Badgers are nocturnal. Their main food source is earthworms, but they eat almost anything, including beetles, cereals, fruit, eggs, mice, voles and baby rabbits. Sometimes they even dig out and eat wasp nests and bee hives.
Badgers are social animals and live in small groups. They dig out a system of underground tunnels and nests called a ‘sett’, where they live in a family group. The family group defends a territory around its sett and chases off any other badgers that try to invade their home. A large sett may have lots of entrances and may have been used for many years by different generations of badgers.

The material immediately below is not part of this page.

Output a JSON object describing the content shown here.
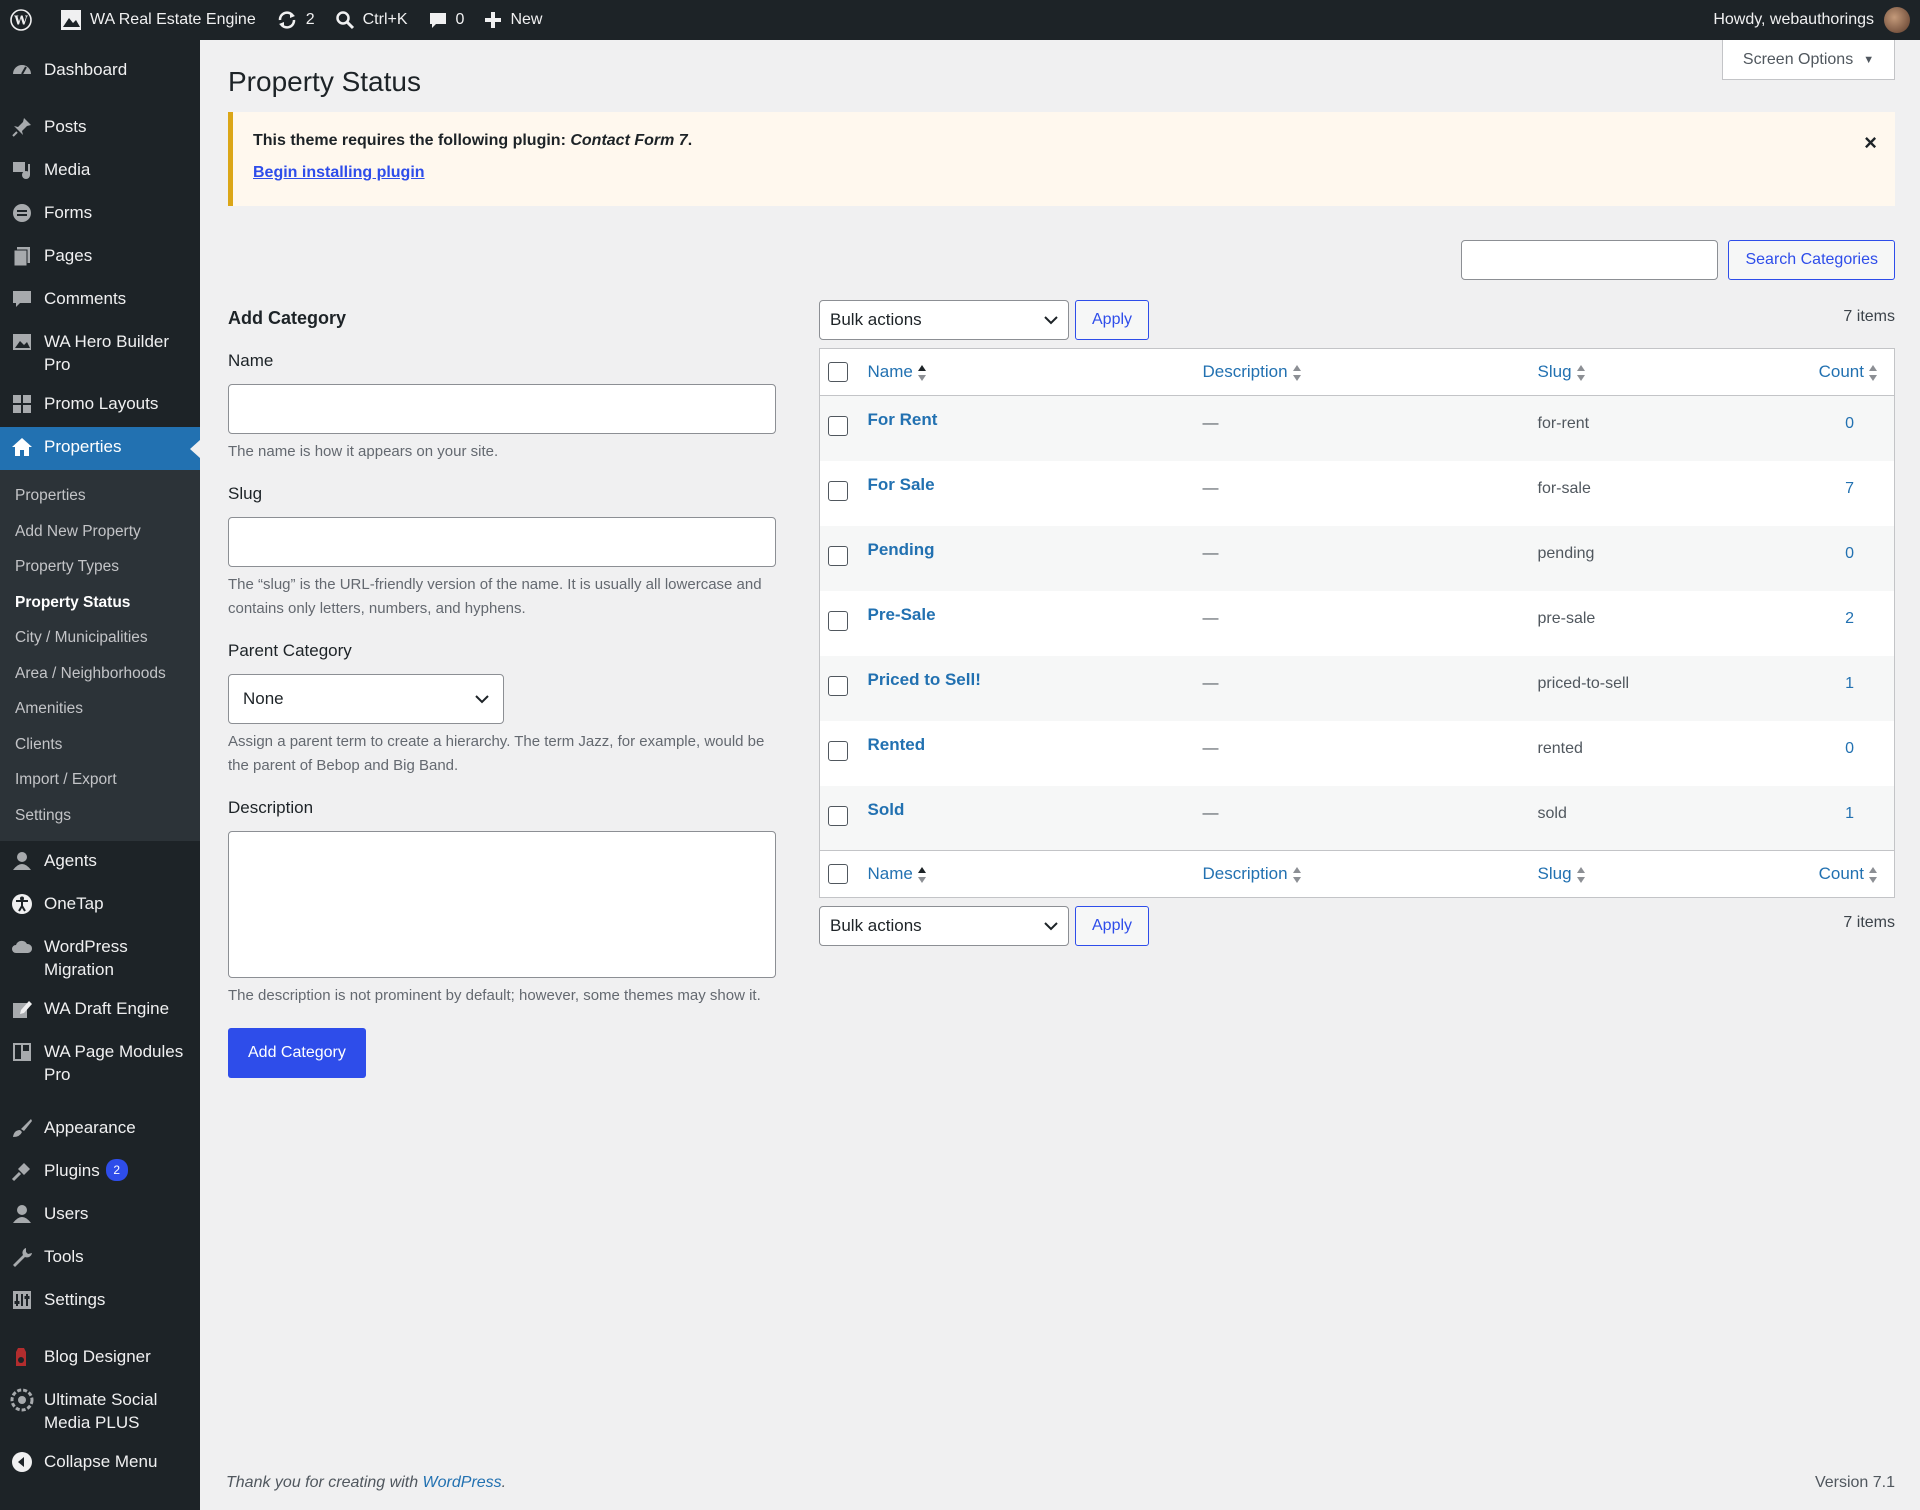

Two or three badger cubs are usually born at the same time in a warm underground nest, lined with dry grass. The mother badger feeds the cubs with her milk until they are about 3 months old and then she teaches them to find food themselves. Some cubs stay with the family group, while others go off on their own to find new territories.
In autumn badgers start to fatten themselves up. They don’t hibernate, but they do spend most of the winter undergound, living off their fat, coming out occasionally to find food.
In the past many badgers have been killed for sport, but badger baiting is now illegal and badgers and their setts are protected by law. Local wildlife groups often help to protect badgers, by caring for injured badgers (many are killed or injured by road traffic) and by working with developers to protect setts that are in the way of new road schemes or buildings.
In some areas of Britain, badgers can catch tuberculosis, or TB. There is a lot of discussion about whether badgers can pass on this disease to cattle and in some areas badgers have been culled under licence to try to prevent cattle catching TB.
In the North York Moors National Park the population of badgers is thought to be fairly stable. The National Park Authority works with local groups to help find out more about these animals in order that they can be protected.